Output only how many lines below contain "JSON".

(INPUT MATERIAL Opens)

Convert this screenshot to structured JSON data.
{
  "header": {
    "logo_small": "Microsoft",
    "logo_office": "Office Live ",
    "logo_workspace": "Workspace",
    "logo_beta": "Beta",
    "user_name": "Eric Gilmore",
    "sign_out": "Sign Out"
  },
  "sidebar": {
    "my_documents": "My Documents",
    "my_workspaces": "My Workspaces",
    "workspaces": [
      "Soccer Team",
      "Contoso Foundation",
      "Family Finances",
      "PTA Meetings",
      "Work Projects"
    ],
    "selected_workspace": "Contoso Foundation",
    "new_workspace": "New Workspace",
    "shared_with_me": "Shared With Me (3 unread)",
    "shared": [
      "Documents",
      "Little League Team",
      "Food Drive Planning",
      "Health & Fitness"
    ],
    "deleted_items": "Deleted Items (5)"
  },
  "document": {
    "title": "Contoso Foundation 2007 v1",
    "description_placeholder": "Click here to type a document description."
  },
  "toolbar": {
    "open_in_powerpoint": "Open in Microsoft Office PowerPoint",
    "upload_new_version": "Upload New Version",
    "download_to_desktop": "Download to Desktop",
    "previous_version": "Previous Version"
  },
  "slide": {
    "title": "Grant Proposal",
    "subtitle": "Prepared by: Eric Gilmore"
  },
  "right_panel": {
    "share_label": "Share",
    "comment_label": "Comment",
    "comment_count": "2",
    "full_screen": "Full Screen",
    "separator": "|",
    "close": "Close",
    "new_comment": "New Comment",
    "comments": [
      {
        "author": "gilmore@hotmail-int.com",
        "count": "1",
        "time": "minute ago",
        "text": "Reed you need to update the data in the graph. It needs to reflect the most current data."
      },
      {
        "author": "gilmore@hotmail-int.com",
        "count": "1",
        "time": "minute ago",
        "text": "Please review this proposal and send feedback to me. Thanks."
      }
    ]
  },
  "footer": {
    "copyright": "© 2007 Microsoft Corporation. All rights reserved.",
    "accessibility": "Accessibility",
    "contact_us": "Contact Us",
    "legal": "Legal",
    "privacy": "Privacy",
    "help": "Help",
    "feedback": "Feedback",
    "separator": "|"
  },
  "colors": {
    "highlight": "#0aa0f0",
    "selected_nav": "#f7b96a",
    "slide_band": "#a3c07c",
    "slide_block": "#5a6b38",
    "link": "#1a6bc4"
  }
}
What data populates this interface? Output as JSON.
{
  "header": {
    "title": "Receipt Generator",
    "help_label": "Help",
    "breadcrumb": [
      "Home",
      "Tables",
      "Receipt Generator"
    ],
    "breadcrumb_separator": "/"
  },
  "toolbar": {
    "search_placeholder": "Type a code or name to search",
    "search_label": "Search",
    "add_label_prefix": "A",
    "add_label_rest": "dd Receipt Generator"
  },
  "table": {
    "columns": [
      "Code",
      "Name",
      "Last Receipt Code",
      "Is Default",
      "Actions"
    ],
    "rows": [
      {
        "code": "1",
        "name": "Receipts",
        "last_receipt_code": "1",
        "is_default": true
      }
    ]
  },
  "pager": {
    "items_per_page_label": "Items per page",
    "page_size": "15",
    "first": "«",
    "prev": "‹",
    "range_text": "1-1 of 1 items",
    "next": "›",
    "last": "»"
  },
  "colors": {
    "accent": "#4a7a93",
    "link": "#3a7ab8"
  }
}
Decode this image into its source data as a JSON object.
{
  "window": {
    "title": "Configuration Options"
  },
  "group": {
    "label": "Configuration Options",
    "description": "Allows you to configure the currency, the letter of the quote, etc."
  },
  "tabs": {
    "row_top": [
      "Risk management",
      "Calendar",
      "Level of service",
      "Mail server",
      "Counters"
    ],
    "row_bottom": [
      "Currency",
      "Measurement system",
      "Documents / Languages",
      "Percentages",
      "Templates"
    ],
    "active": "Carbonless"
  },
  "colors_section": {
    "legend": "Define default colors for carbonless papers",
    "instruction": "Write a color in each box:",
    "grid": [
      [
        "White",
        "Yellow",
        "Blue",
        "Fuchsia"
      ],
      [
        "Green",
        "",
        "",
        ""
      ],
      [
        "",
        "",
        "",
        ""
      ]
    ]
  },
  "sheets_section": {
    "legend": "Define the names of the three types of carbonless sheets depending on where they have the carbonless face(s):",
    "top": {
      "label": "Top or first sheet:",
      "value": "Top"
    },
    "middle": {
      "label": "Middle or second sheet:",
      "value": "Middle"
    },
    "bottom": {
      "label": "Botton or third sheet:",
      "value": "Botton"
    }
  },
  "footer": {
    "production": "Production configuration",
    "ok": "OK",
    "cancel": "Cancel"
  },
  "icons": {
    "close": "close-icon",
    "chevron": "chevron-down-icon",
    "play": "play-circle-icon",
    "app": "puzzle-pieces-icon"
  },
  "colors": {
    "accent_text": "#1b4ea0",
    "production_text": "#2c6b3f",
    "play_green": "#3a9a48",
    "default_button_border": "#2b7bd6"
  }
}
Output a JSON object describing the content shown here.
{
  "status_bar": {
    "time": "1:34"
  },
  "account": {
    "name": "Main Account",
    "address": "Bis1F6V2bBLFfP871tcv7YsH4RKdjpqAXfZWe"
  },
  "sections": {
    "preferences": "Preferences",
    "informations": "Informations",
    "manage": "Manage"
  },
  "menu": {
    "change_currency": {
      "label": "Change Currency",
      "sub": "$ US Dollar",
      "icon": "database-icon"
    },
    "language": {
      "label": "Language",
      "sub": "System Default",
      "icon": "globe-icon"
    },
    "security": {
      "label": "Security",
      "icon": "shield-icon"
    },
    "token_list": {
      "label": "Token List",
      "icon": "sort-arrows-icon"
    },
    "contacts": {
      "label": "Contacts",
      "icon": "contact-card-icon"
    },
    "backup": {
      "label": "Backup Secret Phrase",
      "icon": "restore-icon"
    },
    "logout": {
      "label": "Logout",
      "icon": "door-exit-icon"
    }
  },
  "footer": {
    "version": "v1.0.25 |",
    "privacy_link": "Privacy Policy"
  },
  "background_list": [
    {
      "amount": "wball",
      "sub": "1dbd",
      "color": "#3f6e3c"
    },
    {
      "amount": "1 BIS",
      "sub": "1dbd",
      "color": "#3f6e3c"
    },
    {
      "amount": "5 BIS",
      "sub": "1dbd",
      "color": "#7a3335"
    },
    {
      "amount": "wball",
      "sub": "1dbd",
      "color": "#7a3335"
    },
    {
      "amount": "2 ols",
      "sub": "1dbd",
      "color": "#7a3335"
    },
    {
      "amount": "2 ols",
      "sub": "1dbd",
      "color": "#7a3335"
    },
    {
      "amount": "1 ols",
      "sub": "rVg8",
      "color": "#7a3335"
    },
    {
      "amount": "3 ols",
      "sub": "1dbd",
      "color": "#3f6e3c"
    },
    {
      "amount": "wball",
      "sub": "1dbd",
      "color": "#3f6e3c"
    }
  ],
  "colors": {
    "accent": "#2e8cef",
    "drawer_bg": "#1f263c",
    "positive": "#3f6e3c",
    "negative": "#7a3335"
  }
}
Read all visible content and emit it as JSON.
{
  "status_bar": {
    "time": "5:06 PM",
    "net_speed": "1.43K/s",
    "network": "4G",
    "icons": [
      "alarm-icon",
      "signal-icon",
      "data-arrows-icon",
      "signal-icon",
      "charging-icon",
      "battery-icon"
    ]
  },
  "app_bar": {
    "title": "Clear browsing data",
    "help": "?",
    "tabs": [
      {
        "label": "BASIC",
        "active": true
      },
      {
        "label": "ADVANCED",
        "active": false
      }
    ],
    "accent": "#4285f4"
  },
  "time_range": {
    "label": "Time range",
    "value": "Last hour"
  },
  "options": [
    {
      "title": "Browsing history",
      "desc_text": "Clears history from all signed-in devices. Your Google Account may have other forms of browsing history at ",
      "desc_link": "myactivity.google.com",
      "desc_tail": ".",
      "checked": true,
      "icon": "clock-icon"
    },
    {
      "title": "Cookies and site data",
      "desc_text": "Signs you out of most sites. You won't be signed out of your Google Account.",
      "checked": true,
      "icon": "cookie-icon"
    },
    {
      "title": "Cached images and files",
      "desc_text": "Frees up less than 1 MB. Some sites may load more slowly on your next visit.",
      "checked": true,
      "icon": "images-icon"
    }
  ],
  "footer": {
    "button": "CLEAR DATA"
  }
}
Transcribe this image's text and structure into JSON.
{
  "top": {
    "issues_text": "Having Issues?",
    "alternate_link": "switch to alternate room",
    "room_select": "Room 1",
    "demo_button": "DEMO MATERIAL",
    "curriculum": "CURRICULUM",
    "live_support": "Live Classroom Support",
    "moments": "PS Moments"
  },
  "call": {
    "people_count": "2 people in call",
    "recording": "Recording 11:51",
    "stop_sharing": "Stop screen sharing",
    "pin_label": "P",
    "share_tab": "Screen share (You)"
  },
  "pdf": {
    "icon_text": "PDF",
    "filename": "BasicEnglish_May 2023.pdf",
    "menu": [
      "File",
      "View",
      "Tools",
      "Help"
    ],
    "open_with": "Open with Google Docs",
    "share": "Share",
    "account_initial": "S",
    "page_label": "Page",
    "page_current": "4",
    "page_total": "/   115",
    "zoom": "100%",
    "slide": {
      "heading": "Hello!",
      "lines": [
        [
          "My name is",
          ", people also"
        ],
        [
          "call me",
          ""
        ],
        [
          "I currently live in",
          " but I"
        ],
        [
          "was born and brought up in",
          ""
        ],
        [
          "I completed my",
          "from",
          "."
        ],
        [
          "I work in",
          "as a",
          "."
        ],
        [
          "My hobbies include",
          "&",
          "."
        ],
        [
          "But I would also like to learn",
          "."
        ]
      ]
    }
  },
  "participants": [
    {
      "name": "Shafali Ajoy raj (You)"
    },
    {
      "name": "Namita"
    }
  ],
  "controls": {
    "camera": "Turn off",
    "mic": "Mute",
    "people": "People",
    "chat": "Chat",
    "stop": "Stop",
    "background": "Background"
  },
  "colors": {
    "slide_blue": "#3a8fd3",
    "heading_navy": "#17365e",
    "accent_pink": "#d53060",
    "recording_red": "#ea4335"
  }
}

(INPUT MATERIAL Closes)

__YOUR SOLUTION__. 6